Morgan County will receive more than $500,000 from a state grant to resurface 10 miles of road in the county.
Through the Local Maintenance Improvement Grant (LMIG) for the Fiscal Year 2018, Morgan County is set to receive $518,566 to be used toward road improvement projects.
“We have chosen to resurface Newborn Road, from the I-20 overpass to the Newton County line, and Apalachee Road, from Highway 441 to Highway 83,” said Adam Mestres, county manager. “It’s a total of 10.75 miles that will be done.”
According to Mestres, the total estimated cost of the project is $987,360.

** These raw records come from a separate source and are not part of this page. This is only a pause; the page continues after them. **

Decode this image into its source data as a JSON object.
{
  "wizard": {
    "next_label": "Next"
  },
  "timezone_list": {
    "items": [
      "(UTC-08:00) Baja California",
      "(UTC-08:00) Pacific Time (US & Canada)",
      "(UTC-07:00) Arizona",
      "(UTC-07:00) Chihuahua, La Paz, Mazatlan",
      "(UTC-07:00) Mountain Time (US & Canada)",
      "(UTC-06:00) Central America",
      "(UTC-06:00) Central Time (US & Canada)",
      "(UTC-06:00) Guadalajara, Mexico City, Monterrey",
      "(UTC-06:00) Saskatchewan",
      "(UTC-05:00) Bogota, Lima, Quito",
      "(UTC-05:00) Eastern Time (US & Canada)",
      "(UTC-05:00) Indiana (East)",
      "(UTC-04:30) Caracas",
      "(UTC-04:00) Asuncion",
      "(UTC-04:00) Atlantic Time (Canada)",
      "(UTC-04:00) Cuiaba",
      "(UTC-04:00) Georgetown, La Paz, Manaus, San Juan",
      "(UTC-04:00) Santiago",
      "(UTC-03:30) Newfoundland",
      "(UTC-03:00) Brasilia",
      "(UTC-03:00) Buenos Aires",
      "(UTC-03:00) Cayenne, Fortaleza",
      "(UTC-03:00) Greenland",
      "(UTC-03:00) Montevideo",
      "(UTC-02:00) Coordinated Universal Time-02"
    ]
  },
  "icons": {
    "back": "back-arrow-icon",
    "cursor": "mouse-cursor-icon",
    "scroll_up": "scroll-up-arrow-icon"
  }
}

“Under LMIG, the county has a required 30 percent match for the funds,” explained Mestres. “I am confident that the rest of the money for the project will come from SPLOST (Special Purpose Local Option Sales Tax).
Mestres is hoping that Morgan County will become a Transportation Investment Act (TIA) county in the future by adopting TSPLOST (Transportation Special Purpose Local Option Sales Tax).
“If we were a TIA County and had TSPLOST, we would only be required to have put up a 10 percent match as opposed to the 30 percent we are required to match now,” explained Mestres.
TSPLOST is a one penny sales and use tax that counties can put up for a referendum, which the county is considering doing in 2018. The monies collected from TSPLOST must be used for transportation projects or infrastructure projects related to transportation.
“It would just free up more SPLOST money to do other critical improvements to the county that are non-transportation related,” said Mestres. “We recognize our critical transportation infrastructure as a priority in Morgan County. Our public works team continually evaluates all roadways and offers recommendations with regard to the ordering of road resurfacing.”
The resurfacing projects for Newborn Road and Apalachee Road should begin next Spring.
“It will kick-off as soon as paving season restarts in the middle of March,” said Mestres. “We hope to be done by no later than August 2018.”
The county will also receive another grant to help fund the cost of equipment purchases through the Department of Transportation (DOT). This year, the county has asked for $172, 640 through this grant program. The county would have to match those funds dollar for dollar under the current cost-sharing requirement for the grant. The county is also asking $3,792 for small equipment purchases. The county has a 10 percent matching requirement for this portion of the grant.
“Property tax dollars handle a big portion of the budget, but we are always looking for grant money to help offset the cost of property taxes,” explained Mestres.
The county is also applying for another grant, the GEMA Preparedness Grant through Georgia’s Hazard Mitigation Grant Program, to help fund the cost of four solar-powered signs in case of emergencies.
“This grant is particularly for procuring public warning and notification signage,” said Mestres. “We are going to purchase four portable message boards that can be placed in strategic locations to warn citizens of weather warnings or other potential hazardous events.”
The signs are three feet high and six feet wide. The cost of four of those signs amounts to $56,000. If the county receives the grant, the county would have to pay for 15 percent of the cost, which amounts to $8400.
“We will be able to send whatever message we want with LED lighting and we can change the message as necessary,” said Mestres. “This helps tie in with our other pre-disaster mitigation efforts like the tornado warning sirens, the code red, and the tornado shelters…We believe that it is important to be a proactive community so that when natural disasters occur, we can give as much advanced warnings to our citizens as possible,” said Mestres.